Google and Walmart partner to offer grant of $5M to foster Work Development
Google will partner with Walmart to offer an award/grant of $5 million to three non-profit enterprise testing solutions, who work on building & refining skill sets necessary for the US workforce, while also linking skills to roles.
Further, Opportunity@Work, MIT Initiative on the Digital Economy, and The Drucker Institute will also receive a portion of the grant money, in a bid to aid workers, businesses, and job-seekers, adapt and address the evolving workplace.
Kathleen McLaughlin, Chief Sustainability Officer, Walmart, expressed her delight with the initiative:
“Helping people identify and easily acquire job-relevant skills—and helping employers recognize which prospective employees have the right skills—will unlock meaningful opportunities for advancement for people across the community, and strengthen the businesses that hire them. This is exactly the sort of innovation leading to opportunity that defines Walmart’s approach to workforce development.”
The Drucker Institute was founded in 2006 – and is based out of the Claremont Graduate University in California, and endeavors to pay homage to the legacy of Peter Drucker – the famous management consultant, author, and educator who spent his life improving organizational behavior & culture with a focus on governments, corporations, and non-profits.
The institute will also partner with IDEO, in the quest to re-imagine South Bend, Indiana – into ‘The City of Lifelong Learning’, with a focus on the economically disadvantaged.
The MIT Initiative on the Digital Economy – is recognized for awarding $1 million every year to entrepreneurial firms, in order to help them locate new solutions that aid skill-building, income growth, job creation, and financial inclusivity.
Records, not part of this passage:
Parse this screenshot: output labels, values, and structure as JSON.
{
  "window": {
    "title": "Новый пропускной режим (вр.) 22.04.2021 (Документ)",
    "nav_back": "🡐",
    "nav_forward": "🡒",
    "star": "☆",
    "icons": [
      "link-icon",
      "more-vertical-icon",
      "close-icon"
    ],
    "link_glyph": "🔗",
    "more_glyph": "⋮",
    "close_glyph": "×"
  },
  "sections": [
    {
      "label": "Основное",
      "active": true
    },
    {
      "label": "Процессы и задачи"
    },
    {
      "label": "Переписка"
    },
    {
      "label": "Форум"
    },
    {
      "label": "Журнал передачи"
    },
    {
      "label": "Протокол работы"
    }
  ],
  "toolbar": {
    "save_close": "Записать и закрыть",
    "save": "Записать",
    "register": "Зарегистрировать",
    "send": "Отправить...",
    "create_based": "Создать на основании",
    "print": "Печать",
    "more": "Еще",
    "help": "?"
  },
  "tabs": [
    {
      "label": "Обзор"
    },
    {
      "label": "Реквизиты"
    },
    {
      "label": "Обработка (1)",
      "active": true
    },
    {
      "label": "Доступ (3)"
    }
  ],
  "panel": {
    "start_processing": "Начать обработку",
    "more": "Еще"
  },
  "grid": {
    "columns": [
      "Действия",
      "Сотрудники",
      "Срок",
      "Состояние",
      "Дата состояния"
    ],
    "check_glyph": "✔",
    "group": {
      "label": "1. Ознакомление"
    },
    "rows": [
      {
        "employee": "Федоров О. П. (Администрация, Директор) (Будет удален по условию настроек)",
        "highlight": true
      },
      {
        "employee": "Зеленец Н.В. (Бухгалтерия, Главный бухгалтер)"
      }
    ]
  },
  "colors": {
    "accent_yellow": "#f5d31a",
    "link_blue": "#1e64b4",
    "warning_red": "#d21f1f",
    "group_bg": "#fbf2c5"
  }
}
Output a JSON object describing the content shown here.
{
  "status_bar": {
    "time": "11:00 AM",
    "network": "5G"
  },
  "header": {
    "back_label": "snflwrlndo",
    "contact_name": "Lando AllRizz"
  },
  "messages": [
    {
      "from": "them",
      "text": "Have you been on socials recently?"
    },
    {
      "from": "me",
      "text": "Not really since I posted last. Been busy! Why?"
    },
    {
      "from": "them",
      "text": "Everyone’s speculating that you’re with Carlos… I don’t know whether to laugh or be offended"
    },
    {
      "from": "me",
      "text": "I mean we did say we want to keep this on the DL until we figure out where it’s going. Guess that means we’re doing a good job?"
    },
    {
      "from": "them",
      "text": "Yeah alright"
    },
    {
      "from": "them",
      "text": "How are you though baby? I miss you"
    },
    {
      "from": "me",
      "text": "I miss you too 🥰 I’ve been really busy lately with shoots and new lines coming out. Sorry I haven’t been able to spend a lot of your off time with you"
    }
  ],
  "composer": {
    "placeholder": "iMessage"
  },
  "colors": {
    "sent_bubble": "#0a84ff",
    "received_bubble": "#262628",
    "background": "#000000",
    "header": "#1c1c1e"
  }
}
On the other hand, Opportunity@Work deploys approaches and models that test new solutions – and identify hitherto overlooked talent and skills – sharing the same with employers, creating new employment opportunities and enabling skill-centric education.